These solutions are usually pretty attractive, and somewhat cheaper than building a wall. However, they’re still going to be a bit of an investment compared to other options.
Vegetation is actually really good at blocking out noise (and pollution) from nearby traffic. Dense shrubbery and hedges look really attractive as garden fences, plus your local wildlife will be grateful!
Look for fast-growing plants, like conifer trees, leylandii or laurel hedges, or even closely-packed bamboo. These can be grown in dense clumps to provide a beautiful green wall that keeps your garden quiet, private and tranquil. Plus, as the wind brushes through their leaves and branches, the gentle rustle will act as white noise over the sound of distant (or maybe not-so distant) roads.
You should also check out green walls, which can be cultivated to add a bit of extra sound absorption in your garden. There are different kinds of green wall setups, so you should be able to find one with the plants and structure to suit your home, fence or garden shed.
Wooden fences are easy and less expensive to install, and depending on the thickness can provide some level of noise reduction.
However, they’re not as effective as other methods and are prone to rot.
Metallic panel barriers are the least effective, as the panels can actually vibrate and magnify sound waves.
They are easy and inexpensive to install, though, and can provide a very minimal level of sound deflection.
Although not a physical barrier, running water features such as fountains, streams, or a pond with a waterfall can create their own gentle sound that can help to drown out unpleasant noise.
There are plenty of options for reducing noise pollution in your backyard, so you’ll have to carefully decide which one will work best with your garden layout and overall budget.
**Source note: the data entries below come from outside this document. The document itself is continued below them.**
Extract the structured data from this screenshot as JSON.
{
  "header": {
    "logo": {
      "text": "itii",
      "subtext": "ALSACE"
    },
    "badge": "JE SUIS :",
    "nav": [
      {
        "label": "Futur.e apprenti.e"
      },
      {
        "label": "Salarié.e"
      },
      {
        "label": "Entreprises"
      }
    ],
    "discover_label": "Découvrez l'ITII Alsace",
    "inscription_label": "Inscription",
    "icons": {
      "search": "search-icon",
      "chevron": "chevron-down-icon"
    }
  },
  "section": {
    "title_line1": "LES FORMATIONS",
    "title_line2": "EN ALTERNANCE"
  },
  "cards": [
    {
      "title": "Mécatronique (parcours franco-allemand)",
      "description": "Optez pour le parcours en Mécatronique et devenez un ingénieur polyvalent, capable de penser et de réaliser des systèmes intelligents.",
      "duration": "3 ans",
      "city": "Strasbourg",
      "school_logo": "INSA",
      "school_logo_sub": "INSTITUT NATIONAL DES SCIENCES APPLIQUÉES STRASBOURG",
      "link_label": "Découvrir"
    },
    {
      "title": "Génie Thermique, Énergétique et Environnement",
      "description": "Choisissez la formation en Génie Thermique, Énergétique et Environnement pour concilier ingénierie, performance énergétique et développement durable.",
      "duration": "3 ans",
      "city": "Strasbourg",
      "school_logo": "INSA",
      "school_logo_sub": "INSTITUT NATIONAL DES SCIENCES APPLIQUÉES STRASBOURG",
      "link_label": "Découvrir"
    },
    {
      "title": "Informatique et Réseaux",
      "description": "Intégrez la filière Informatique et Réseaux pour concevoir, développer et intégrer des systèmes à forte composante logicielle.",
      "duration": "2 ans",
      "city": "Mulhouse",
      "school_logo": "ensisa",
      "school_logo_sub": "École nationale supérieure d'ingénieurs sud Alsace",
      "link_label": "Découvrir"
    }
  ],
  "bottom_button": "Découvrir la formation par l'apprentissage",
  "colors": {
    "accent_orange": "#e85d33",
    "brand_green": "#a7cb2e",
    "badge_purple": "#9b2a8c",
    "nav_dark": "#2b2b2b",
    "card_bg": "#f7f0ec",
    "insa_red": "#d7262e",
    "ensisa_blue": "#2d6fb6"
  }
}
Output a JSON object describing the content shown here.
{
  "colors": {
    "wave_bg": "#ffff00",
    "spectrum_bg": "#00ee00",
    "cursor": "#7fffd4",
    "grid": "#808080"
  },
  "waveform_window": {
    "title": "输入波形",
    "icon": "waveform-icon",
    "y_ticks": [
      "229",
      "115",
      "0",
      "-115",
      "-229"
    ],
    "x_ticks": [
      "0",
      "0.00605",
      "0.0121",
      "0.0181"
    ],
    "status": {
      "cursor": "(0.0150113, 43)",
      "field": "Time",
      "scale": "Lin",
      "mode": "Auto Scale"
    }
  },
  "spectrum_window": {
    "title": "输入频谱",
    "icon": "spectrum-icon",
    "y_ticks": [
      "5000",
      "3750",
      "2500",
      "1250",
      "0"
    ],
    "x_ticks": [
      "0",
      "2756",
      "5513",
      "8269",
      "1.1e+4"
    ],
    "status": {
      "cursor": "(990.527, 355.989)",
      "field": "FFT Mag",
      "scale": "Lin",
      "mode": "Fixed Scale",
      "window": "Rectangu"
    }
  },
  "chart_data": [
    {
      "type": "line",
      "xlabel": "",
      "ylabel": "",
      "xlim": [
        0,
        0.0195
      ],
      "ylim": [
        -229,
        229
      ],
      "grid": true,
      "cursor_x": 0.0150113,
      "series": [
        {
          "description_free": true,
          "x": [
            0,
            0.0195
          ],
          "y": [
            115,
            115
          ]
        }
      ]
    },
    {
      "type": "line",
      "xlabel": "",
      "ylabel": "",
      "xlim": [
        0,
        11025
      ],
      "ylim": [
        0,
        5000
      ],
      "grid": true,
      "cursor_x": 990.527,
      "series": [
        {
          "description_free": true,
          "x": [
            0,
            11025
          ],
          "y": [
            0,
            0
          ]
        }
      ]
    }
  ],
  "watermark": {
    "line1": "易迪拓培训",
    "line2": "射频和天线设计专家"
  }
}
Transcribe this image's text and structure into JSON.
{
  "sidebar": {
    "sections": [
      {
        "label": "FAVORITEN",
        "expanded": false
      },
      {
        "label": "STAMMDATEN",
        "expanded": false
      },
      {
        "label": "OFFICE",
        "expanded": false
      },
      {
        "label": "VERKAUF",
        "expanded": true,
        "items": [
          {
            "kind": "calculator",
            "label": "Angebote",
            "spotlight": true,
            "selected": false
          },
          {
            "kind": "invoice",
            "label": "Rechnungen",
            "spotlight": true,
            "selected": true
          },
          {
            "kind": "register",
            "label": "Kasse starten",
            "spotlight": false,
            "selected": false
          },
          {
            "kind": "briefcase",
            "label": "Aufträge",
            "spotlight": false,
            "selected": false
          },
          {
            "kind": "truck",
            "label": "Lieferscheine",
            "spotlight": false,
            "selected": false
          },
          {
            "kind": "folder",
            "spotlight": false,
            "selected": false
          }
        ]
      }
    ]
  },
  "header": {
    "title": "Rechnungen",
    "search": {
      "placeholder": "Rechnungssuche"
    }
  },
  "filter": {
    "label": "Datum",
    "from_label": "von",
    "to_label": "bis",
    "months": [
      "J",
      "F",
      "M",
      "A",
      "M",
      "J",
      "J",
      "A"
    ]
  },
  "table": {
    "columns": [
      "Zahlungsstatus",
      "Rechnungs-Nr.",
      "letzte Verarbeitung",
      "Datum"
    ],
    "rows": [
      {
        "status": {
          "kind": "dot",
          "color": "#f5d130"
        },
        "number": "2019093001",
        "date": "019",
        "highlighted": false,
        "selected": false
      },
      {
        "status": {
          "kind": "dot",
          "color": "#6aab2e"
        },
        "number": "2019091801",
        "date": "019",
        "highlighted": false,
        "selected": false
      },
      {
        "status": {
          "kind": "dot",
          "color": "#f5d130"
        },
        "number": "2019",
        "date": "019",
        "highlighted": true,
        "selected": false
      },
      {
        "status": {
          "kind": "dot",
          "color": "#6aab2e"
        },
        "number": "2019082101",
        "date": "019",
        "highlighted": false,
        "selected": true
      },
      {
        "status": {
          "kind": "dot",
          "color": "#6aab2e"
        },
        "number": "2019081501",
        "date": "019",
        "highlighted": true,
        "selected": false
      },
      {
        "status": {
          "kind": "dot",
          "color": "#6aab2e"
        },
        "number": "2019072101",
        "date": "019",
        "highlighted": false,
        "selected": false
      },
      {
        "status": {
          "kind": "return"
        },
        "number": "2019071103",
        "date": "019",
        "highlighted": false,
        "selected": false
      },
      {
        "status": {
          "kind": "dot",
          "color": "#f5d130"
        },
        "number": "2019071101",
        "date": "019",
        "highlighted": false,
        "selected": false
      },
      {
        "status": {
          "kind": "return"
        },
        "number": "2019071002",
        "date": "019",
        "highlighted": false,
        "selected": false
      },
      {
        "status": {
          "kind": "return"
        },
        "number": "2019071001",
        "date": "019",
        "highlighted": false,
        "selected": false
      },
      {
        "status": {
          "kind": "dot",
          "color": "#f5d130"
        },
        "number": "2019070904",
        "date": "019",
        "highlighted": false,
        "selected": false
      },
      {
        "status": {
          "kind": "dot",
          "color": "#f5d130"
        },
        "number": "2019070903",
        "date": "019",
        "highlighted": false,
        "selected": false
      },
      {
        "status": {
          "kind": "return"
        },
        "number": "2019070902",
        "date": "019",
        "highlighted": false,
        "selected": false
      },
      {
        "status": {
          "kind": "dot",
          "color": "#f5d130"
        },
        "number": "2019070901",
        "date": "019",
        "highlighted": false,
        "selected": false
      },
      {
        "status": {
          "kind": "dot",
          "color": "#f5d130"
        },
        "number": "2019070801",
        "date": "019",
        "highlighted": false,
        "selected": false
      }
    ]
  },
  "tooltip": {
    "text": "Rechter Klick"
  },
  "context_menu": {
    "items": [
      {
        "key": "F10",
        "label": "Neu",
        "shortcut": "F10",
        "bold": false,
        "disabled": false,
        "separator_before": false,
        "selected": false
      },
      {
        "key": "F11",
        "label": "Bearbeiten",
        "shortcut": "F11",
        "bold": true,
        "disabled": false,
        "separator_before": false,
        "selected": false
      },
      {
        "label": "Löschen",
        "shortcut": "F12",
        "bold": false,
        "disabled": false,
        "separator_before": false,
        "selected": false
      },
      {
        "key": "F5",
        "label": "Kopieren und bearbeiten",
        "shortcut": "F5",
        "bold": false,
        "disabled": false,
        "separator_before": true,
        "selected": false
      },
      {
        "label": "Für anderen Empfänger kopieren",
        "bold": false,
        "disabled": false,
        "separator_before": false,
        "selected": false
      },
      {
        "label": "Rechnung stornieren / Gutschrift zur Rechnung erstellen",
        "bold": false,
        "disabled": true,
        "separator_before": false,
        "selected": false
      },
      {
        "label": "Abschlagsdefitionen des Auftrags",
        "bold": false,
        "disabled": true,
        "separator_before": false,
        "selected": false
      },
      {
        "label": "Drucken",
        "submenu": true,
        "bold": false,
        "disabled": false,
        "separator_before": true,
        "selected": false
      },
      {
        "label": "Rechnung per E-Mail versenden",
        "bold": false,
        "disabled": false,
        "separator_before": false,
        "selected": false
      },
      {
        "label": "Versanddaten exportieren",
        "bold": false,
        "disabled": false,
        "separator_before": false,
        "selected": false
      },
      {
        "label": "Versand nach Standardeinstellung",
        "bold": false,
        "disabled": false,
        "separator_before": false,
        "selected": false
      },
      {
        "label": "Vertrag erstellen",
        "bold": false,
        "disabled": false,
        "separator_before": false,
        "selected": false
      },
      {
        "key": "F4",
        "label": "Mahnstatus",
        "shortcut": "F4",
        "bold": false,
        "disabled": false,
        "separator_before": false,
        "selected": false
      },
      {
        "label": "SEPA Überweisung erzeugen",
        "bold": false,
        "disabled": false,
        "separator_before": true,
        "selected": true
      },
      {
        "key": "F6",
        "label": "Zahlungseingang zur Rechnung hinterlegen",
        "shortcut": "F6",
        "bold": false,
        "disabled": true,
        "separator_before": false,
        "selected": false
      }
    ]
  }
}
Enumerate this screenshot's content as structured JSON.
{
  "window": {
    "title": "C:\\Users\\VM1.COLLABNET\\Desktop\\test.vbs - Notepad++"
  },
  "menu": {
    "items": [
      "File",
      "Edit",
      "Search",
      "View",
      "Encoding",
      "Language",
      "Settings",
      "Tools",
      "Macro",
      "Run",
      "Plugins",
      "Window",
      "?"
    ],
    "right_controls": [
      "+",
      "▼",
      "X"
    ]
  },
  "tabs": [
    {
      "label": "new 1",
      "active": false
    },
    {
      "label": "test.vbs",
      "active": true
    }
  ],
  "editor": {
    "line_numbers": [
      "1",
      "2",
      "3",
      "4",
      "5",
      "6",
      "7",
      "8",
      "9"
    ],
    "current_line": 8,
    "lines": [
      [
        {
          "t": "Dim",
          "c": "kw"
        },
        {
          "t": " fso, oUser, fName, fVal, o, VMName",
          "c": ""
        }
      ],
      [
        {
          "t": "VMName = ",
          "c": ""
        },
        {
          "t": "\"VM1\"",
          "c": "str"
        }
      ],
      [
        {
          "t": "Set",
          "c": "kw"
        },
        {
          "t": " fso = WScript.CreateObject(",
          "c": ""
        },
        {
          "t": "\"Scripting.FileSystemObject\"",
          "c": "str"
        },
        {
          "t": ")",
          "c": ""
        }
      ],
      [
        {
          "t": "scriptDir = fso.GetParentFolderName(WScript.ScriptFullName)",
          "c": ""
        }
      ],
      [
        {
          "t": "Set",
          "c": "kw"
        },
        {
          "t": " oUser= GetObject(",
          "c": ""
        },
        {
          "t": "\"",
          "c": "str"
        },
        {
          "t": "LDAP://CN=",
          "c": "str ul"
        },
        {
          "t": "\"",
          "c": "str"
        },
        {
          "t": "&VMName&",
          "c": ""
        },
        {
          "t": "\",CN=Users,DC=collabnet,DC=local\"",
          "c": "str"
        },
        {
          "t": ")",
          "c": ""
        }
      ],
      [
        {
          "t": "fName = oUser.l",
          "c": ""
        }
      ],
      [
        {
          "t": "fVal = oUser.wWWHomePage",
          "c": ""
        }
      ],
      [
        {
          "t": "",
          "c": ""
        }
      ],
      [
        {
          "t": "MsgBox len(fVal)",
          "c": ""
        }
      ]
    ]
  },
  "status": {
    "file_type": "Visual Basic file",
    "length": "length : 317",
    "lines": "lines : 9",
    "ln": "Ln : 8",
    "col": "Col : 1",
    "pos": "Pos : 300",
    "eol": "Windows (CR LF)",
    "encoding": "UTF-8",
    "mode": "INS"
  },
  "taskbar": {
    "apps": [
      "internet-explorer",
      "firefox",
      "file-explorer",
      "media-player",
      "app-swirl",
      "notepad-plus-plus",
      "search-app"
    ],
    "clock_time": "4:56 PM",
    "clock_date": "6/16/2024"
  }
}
While tall and dense structures make the best barriers, there are less expensive and intrusive options you can consider as well to help restore the serenity of your backyard.